The dining scene in BKC is improving day by day. Lots of new options have come up in The Capital itself. The Good Wife and Cafe Sabrosa are around 5-6 months old; both are stylish places where the 'finance types' from BKC hang out in the evenings. This photo below is from The Good Wife: a typical BKC weeknight, people relaxing over drinks after the working day.
The Capital building also has a Starbucks, which is good if you want a place with wifi. But the most exciting thing in The Capital, for those who love Chinese food, is Wok in the Box. After a successful innings at Carter Road, they opened their second outlet at The Capital in Sep 2014. They let you pick and choose ingredients, sauces and the type of noodles (or white rice) that you want. It is stir fried immediately and handed over.
Wok in the Box even offers a Jain version of its sweet and sour sauce. It's on the 3rd floor of The Capital, so they have to shut at 6:00 p.m. But it's a great option for lunch, they make deliveries to all the offices in BKC. If you go at lunch, you'll have wait times. But if you go a little earlier or a little late, then you'll have a smooth experience.

Speaking of food deliveries, there's also Box8 near the Trident BKC. It has Indian food, which works better for me at lunch time than Chinese. I must confess that anything and everything in plastic dabbas tends to put me off, but if I don't take food from home, I'd rather order this no-fuss delivery than anything else.
Masala Library at the Citibank building in BKC (the official name of this building is First International Finance Centre) is still going strong. For the past couple of years, Masala Library has been showing Mumbai what stylish, innovative Indian cuisine is all about. It's super tasty too, not just some poncy stuff that you wonder why you put in your mouth. The staff is well-trained, and enjoys presenting and explaining the food. Which is a big asset.
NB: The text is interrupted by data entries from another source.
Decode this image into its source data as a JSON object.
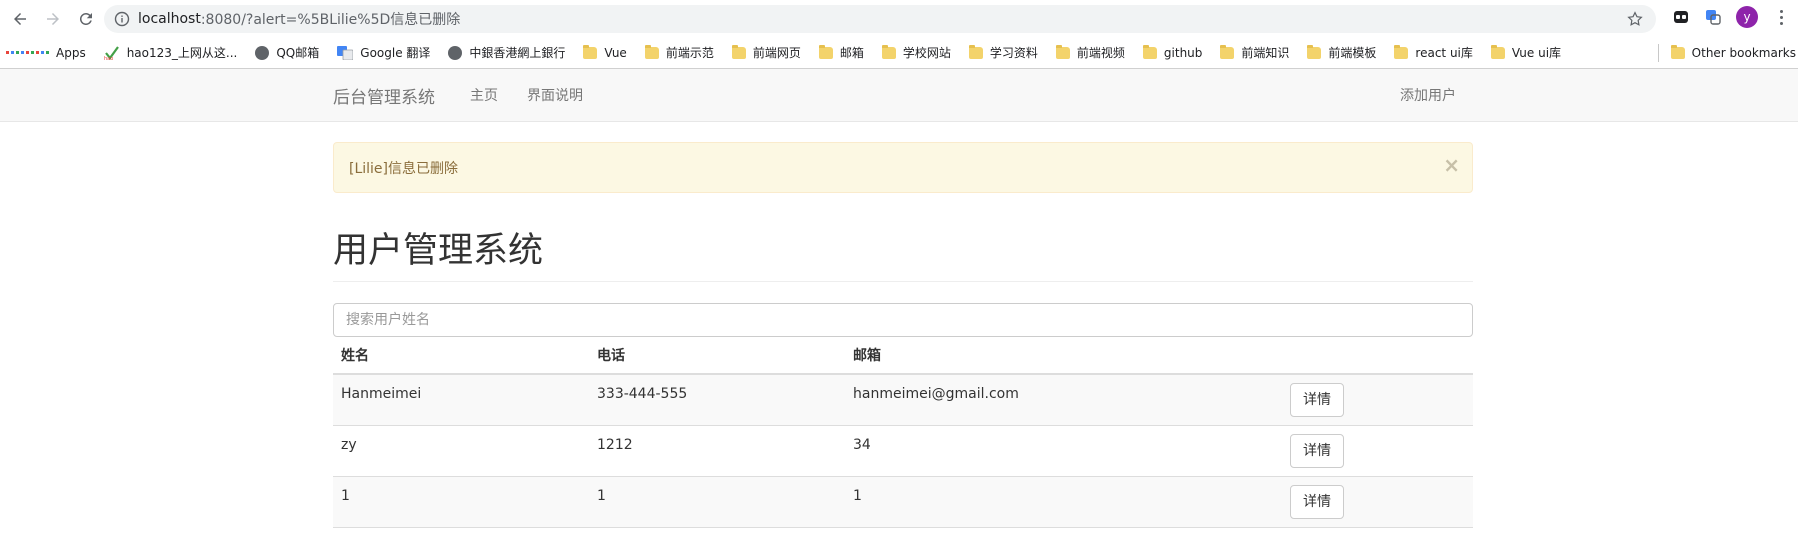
{
  "browser": {
    "url_host": "localhost",
    "url_rest": ":8080/?alert=%5BLilie%5D信息已删除",
    "profile_initial": "y"
  },
  "bookmarks": {
    "items": [
      {
        "label": "Apps",
        "icon": "apps-grid-icon"
      },
      {
        "label": "hao123_上网从这...",
        "icon": "hao123-icon"
      },
      {
        "label": "QQ邮箱",
        "icon": "globe-icon"
      },
      {
        "label": "Google 翻译",
        "icon": "google-translate-icon"
      },
      {
        "label": "中銀香港網上銀行",
        "icon": "globe-icon"
      },
      {
        "label": "Vue",
        "icon": "folder-icon"
      },
      {
        "label": "前端示范",
        "icon": "folder-icon"
      },
      {
        "label": "前端网页",
        "icon": "folder-icon"
      },
      {
        "label": "邮箱",
        "icon": "folder-icon"
      },
      {
        "label": "学校网站",
        "icon": "folder-icon"
      },
      {
        "label": "学习资料",
        "icon": "folder-icon"
      },
      {
        "label": "前端视频",
        "icon": "folder-icon"
      },
      {
        "label": "github",
        "icon": "folder-icon"
      },
      {
        "label": "前端知识",
        "icon": "folder-icon"
      },
      {
        "label": "前端模板",
        "icon": "folder-icon"
      },
      {
        "label": "react ui库",
        "icon": "folder-icon"
      },
      {
        "label": "Vue ui库",
        "icon": "folder-icon"
      }
    ],
    "other": "Other bookmarks"
  },
  "navbar": {
    "brand": "后台管理系统",
    "home": "主页",
    "about": "界面说明",
    "add_user": "添加用户"
  },
  "alert": {
    "message": "[Lilie]信息已删除",
    "close": "×"
  },
  "page": {
    "title": "用户管理系统"
  },
  "search": {
    "placeholder": "搜索用户姓名"
  },
  "table": {
    "headers": {
      "name": "姓名",
      "phone": "电话",
      "email": "邮箱"
    },
    "rows": [
      {
        "name": "Hanmeimei",
        "phone": "333-444-555",
        "email": "hanmeimei@gmail.com",
        "action": "详情"
      },
      {
        "name": "zy",
        "phone": "1212",
        "email": "34",
        "action": "详情"
      },
      {
        "name": "1",
        "phone": "1",
        "email": "1",
        "action": "详情"
      }
    ]
  },
  "colors": {
    "alert_bg": "#fcf8e3",
    "alert_text": "#8a6d3b",
    "navbar_bg": "#f8f8f8",
    "avatar": "#8e24aa"
  }
}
The same Citibank building also has a Smokehouse Deli, and a Pizza Express and another Starbucks. I've always liked Smokehouse Deli. The Pizza Express is pretty decent, always has a couple of free tables, so I go there when I don't feel like hanging around waiting for tables.

There are lots of other places also in BKC that I should write about, especially Tiffin Box, and lots more takeaways, including some more in The Capital. But maybe another time! Off to work now.